=== What this task involves ===
Pull every line of the entries that has the word "heading".

=== Dataset extract ===
[Start of section]
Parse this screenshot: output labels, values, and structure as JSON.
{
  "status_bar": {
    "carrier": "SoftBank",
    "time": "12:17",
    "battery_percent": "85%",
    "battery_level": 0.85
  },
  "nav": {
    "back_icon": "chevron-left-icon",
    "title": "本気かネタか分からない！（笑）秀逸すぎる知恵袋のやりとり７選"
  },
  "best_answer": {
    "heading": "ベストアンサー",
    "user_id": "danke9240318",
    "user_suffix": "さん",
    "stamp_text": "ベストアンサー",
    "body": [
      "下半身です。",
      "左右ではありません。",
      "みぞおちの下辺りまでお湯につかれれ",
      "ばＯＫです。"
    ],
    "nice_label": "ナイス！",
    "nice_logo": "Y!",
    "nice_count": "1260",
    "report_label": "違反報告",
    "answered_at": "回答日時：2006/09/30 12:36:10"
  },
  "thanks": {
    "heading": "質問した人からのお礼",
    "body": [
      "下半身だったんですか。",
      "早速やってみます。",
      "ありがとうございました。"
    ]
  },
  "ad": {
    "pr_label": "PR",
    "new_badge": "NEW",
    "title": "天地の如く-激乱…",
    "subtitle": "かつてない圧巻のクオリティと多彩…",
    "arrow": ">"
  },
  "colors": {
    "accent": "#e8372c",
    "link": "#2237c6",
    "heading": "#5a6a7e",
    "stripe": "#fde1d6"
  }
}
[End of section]
=== Answer space ===
    "heading": "ベストアンサー",
    "heading": "質問した人からのお礼",
    "heading": "#5a6a7e",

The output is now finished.